     “Why does this matter? The answer is simple: students who go under-challenged can become underachievers and exhibit behavioral problems due to boredom and disengagement. Denied access to gifted education also contributes to the Black-White achievement gap crisis. Underachievers and low achievers are less competitive than high achievers, they have a lower probability of getting into advanced high school courses and academies, eventually, elite colleges and universities and STEM majors. In a nutshell, their career goals and potential are compromised due to denied access to gifted education initially and advanced courses in middle and high school.”  Ford, D. (2002)

    There are copious amounts of research documenting the underrepresentation of minority students on nationally normed standardized tests, including IQ, ACT, SAT, and LSAT, to name a few.

     Reynoldsc

    Reynolds, C et al, 1987

      ACT-Tested

    Hinze, S. (2107)

    Race Gap in Math SAT

    Race Gaps in the SAT, 2017

    Furthermore, many colleges and universities are moving away from reliance on nationally normed, standardized tests like the ACT and SAT for making admissions decisions. 

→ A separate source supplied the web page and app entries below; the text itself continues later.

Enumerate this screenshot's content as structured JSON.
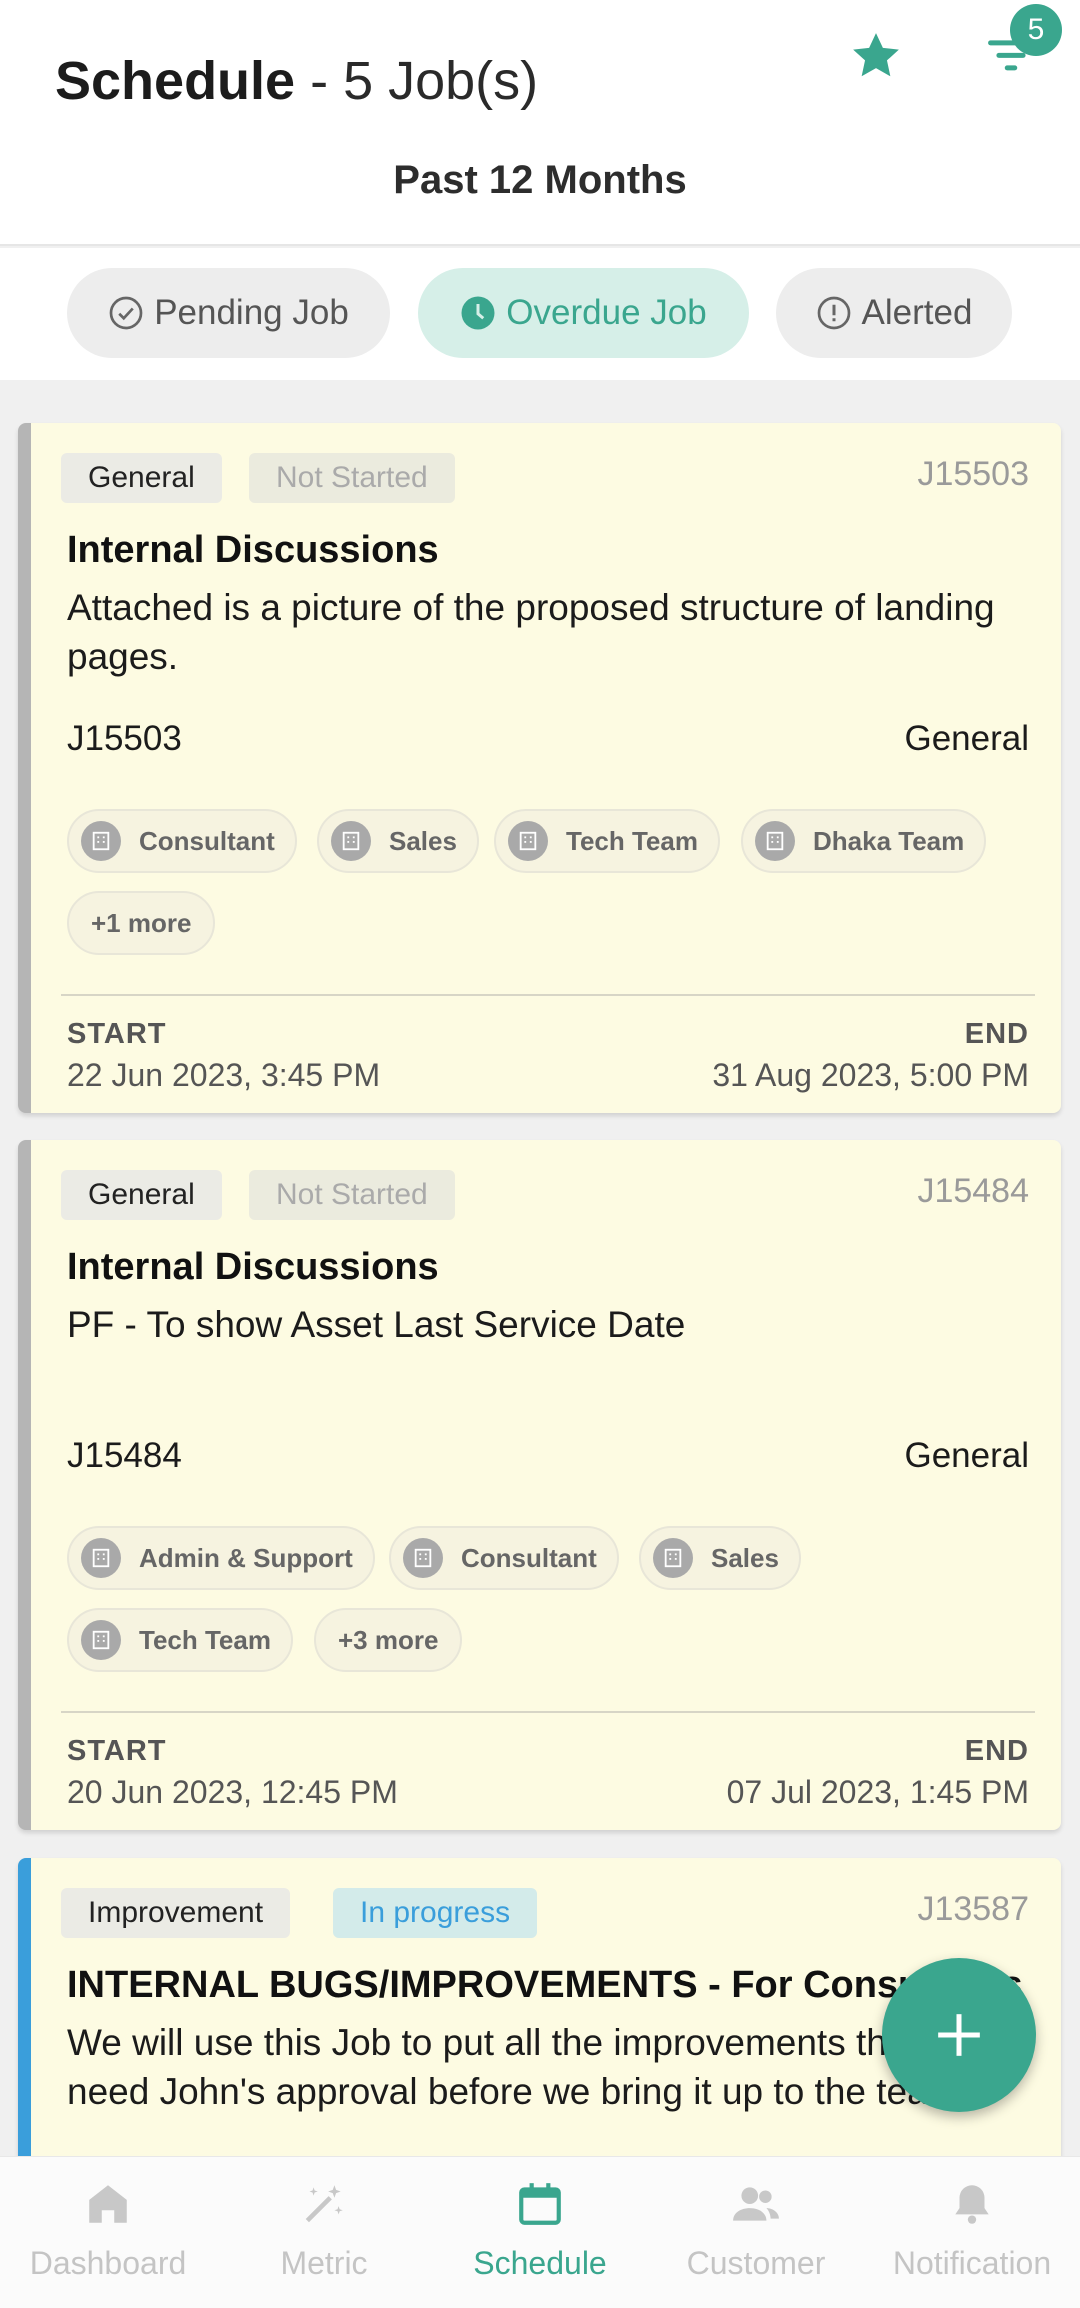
{
  "header": {
    "title": "Schedule",
    "job_count": " - 5 Job(s)",
    "filter_badge": "5",
    "period": "Past 12 Months",
    "accent_color": "#3aa68e"
  },
  "tabs": [
    {
      "label": "Pending Job",
      "icon": "check-circle-icon",
      "active": false
    },
    {
      "label": "Overdue Job",
      "icon": "clock-icon",
      "active": true
    },
    {
      "label": "Alerted",
      "icon": "alert-circle-icon",
      "active": false
    }
  ],
  "jobs": [
    {
      "category": "General",
      "status": "Not Started",
      "id": "J15503",
      "title": "Internal Discussions",
      "description": "Attached is a picture of the proposed structure of landing pages.",
      "ref": "J15503",
      "type": "General",
      "teams": [
        "Consultant",
        "Sales",
        "Tech Team",
        "Dhaka Team"
      ],
      "more": "+1 more",
      "start_label": "START",
      "start": "22 Jun 2023, 3:45 PM",
      "end_label": "END",
      "end": "31 Aug 2023, 5:00 PM"
    },
    {
      "category": "General",
      "status": "Not Started",
      "id": "J15484",
      "title": "Internal Discussions",
      "description": "PF - To show Asset Last Service Date",
      "ref": "J15484",
      "type": "General",
      "teams": [
        "Admin & Support",
        "Consultant",
        "Sales",
        "Tech Team"
      ],
      "more": "+3 more",
      "start_label": "START",
      "start": "20 Jun 2023, 12:45 PM",
      "end_label": "END",
      "end": "07 Jul 2023, 1:45 PM"
    },
    {
      "category": "Improvement",
      "status": "In progress",
      "id": "J13587",
      "title": "INTERNAL BUGS/IMPROVEMENTS - For Consultants",
      "description": "We will use this Job to put all the improvements that will need John's approval before we bring it up to the team."
    }
  ],
  "nav": [
    {
      "label": "Dashboard",
      "icon": "home-icon",
      "active": false
    },
    {
      "label": "Metric",
      "icon": "sparkles-icon",
      "active": false
    },
    {
      "label": "Schedule",
      "icon": "calendar-icon",
      "active": true
    },
    {
      "label": "Customer",
      "icon": "people-icon",
      "active": false
    },
    {
      "label": "Notification",
      "icon": "bell-icon",
      "active": false
    }
  ],
  "fab_icon": "plus-icon"
}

    “The change is expected to accelerate the momentum of American colleges away from the tests, amid concern that they are unfair to poor, black, and Hispanic students.”  Hubler, S. (2020).

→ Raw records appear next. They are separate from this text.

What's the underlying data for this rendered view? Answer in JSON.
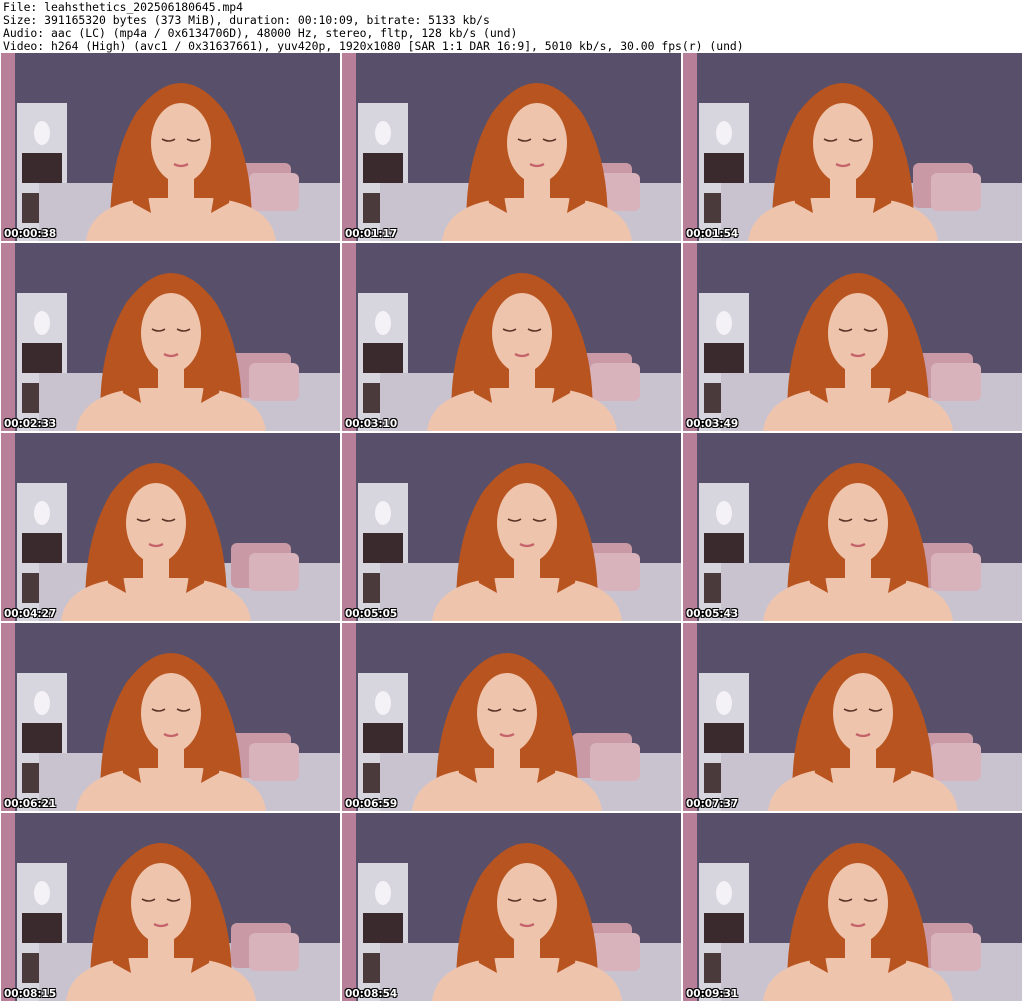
{
  "header": {
    "file_line": "File: leahsthetics_202506180645.mp4",
    "size_line": "Size: 391165320 bytes (373 MiB), duration: 00:10:09, bitrate: 5133 kb/s",
    "audio_line": "Audio: aac (LC) (mp4a / 0x6134706D), 48000 Hz, stereo, fltp, 128 kb/s (und)",
    "video_line": "Video: h264 (High) (avc1 / 0x31637661), yuv420p, 1920x1080 [SAR 1:1 DAR 16:9], 5010 kb/s, 30.00 fps(r) (und)"
  },
  "thumbnails": [
    {
      "timestamp": "00:00:38"
    },
    {
      "timestamp": "00:01:17"
    },
    {
      "timestamp": "00:01:54"
    },
    {
      "timestamp": "00:02:33"
    },
    {
      "timestamp": "00:03:10"
    },
    {
      "timestamp": "00:03:49"
    },
    {
      "timestamp": "00:04:27"
    },
    {
      "timestamp": "00:05:05"
    },
    {
      "timestamp": "00:05:43"
    },
    {
      "timestamp": "00:06:21"
    },
    {
      "timestamp": "00:06:59"
    },
    {
      "timestamp": "00:07:37"
    },
    {
      "timestamp": "00:08:15"
    },
    {
      "timestamp": "00:08:54"
    },
    {
      "timestamp": "00:09:31"
    }
  ],
  "colors": {
    "wall": "#58506a",
    "shelf": "#e6e4ec",
    "curtain": "#b77f98",
    "bed": "#c9c3cf",
    "pillow": "#c99aa6",
    "hair": "#b8541f",
    "skin": "#efc4ad",
    "timestamp_text": "#ffffff"
  }
}
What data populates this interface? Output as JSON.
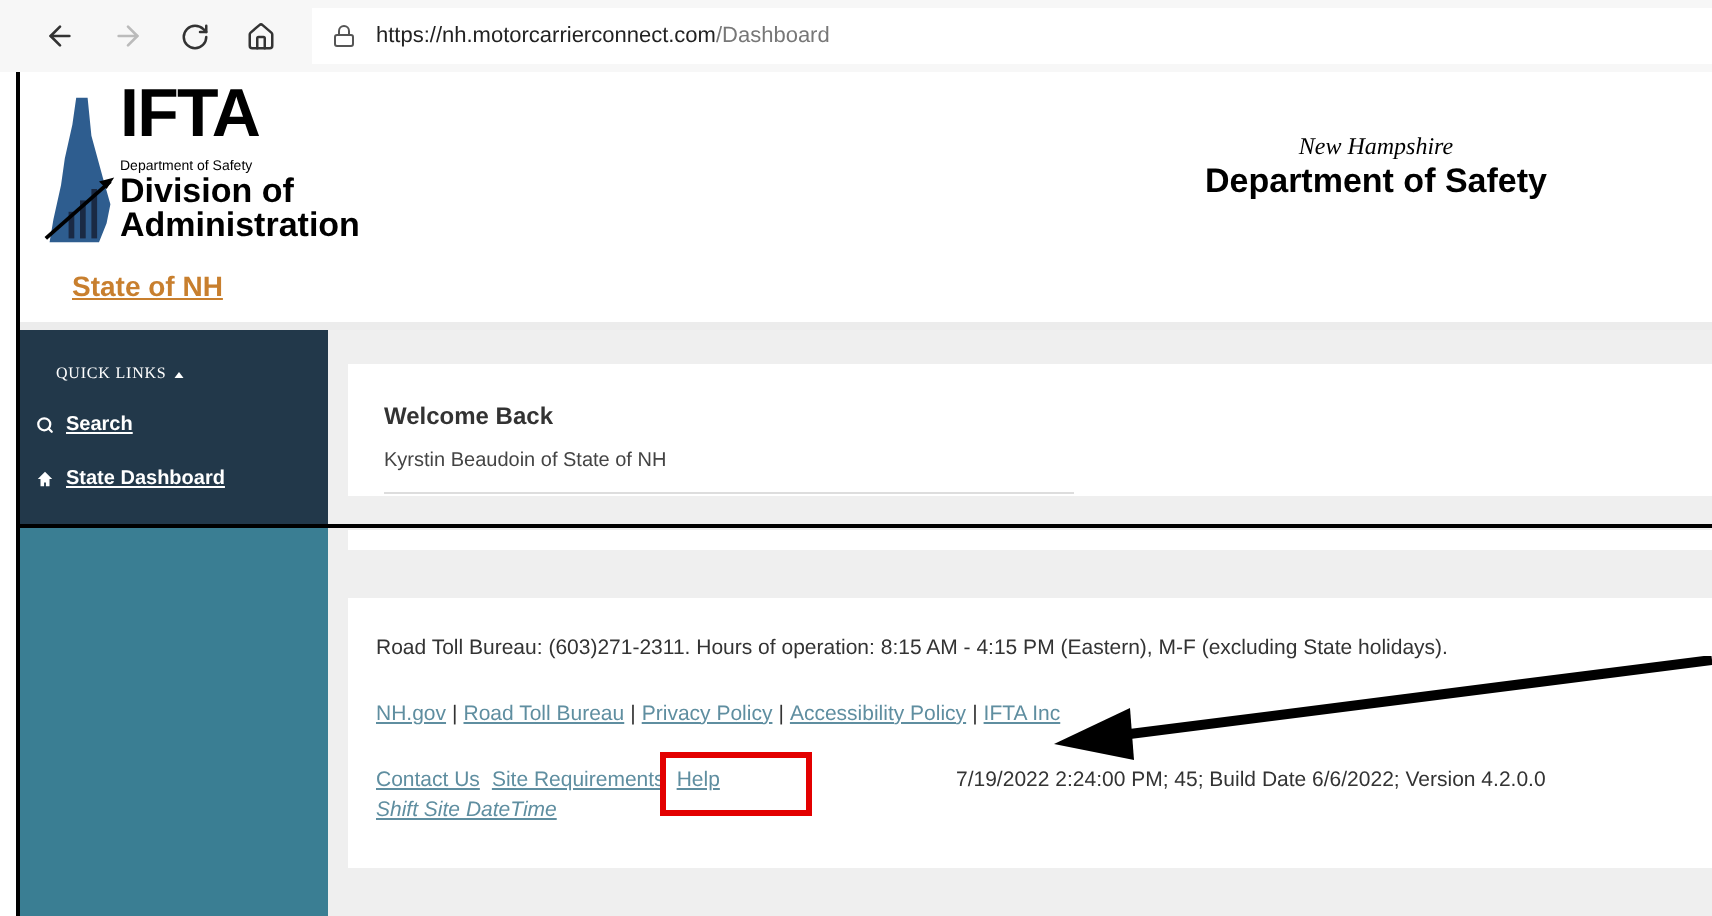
{
  "browser": {
    "url_base": "https://nh.motorcarrierconnect.com",
    "url_path": "/Dashboard"
  },
  "header": {
    "logo": {
      "title": "IFTA",
      "line_1": "Department of Safety",
      "line_2": "Division of",
      "line_3": "Administration"
    },
    "state_link": "State of NH",
    "agency": {
      "line_1": "New Hampshire",
      "line_2": "Department of Safety"
    }
  },
  "sidebar": {
    "heading": "QUICK LINKS",
    "expanded": true,
    "items": [
      {
        "label": "Search",
        "kind": "search"
      },
      {
        "label": "State Dashboard",
        "kind": "home"
      }
    ]
  },
  "welcome": {
    "title": "Welcome Back",
    "subtitle": "Kyrstin Beaudoin of State of NH"
  },
  "footer": {
    "contact": "Road Toll Bureau: (603)271-2311. Hours of operation: 8:15 AM - 4:15 PM (Eastern), M-F (excluding State holidays).",
    "link_separator": "|",
    "links": [
      "NH.gov",
      "Road Toll Bureau",
      "Privacy Policy",
      "Accessibility Policy",
      "IFTA Inc"
    ],
    "bottom_links": [
      "Contact Us",
      "Site Requirements",
      "Help"
    ],
    "build_info": "7/19/2022 2:24:00 PM; 45; Build Date 6/6/2022; Version 4.2.0.0",
    "shift_link": "Shift Site DateTime"
  }
}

    The CPS website About Us states “Columbia Public Schools is a reflection of our community. It is our vision to be the best school district in our state, and our mission is to provide an excellent education for all our students. Our focus, from preschool to adult career education, is excellence.”  (http://www.cpsk12.org/domain/70 (from 2018), https://www.linkedin.com/company/columbia-public-schools/about/) In order for CPS to reflect the community and appropriately serve all students, they must be proportionally represented in gifted education offered by the district.

    As a Missouri public school district, we have a state-approved gifted education program which must follow DESE program guidelines.  CPS has a traditional identification plan approved by DESE that is reliable and valid and not perfect.  All tests are imperfect.  Even with reliable and valid testing protocols, gifted kids from certain populations are underrepresented and it is our responsibility to find and serve them. 

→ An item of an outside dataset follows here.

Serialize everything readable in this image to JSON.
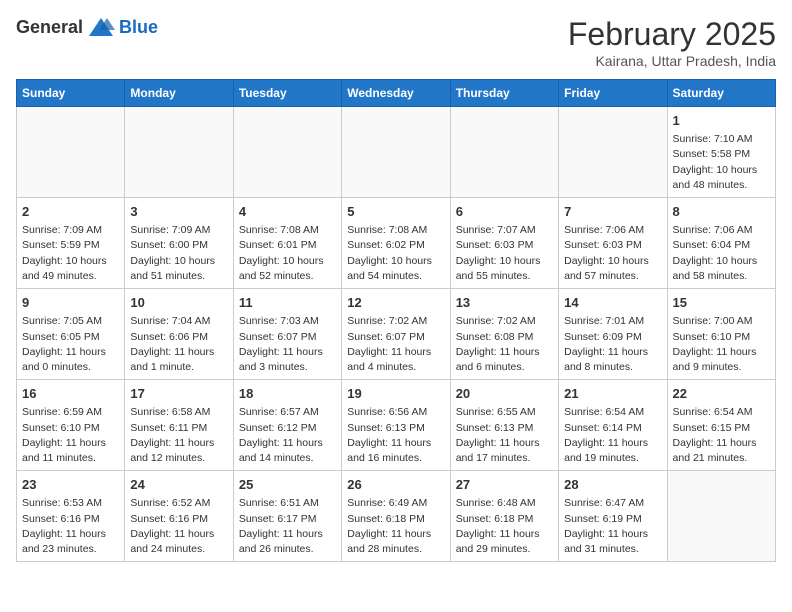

    Gifted students exist in every demographic of the community so when the data demonstrate an underrepresentation, our job is to look more closely at the testing instruments, procedures, and protocols and not believe that it’s an inherent difference among the students.  CPS has a supplemental identification plan, approved by DESE, targeting the groups that are underrepresented with the traditional plan. Beginning in January, 2020, utilizing the DESE-approved, targeted identification plan, 82 students have been placed in EEE in middle schools, including 30 students from an underrepresented racial category, 20 students who qualify for free/reduced price meals, 11 students with an IEP and/or 504 plan, 2 English Language (EL) students, and 19 students who are in 2 or more underrepresented categories.

    Resources

    A Nation Deceived: How Schools Hold Back America’s Brightest Students. (2004). Iowa City, Iowa: The Connie Belin & Jacqueline N. Blank International Center for Gifted Education and Talent Development, University of Iowa.

    Ford, D. (2020). Racial Discrimination Continues to Deny Access to Gifted Education for Black Students: A Few Reality Checks, https://diverseeducation.com/article/165159/ (attached as

    Hinze, S. (2017). The Inequality within the ACT and SAT and the road to closing the Gap, https://medium.com/@sierrahinze/the-inequality-within-the-act-and-sat-and-the-road-to-closing-the-gap-cd77d56db72e

    Hubler, S. (2020). University of California Will End Use of SAT and ACT in Admissions, https://www.nytimes.com/2020/05/21/us/university-california-sat-act.html?auth=link-dismiss-google1tap

    Race gaps in the SAT – (2017). Brookings Institution, https://i1.wp.com/www.brookings.edu/wp-content/uploads/2017/01/ccf_20170201_reeves_4.png?w=768&crop=0%2C0px%2C100%2C9999px&ssl=1

    Reynolds, C. R., Chastain, R. L., Kaufman, A. S. and Mclean, J. E. (Win 1987). Demographic Characteristics and IQ among Adults - Analysis of the WAIS-R Standardization Sample as a Function of the Stratification Variables. Journal of School Psychology 25 (4): 323-342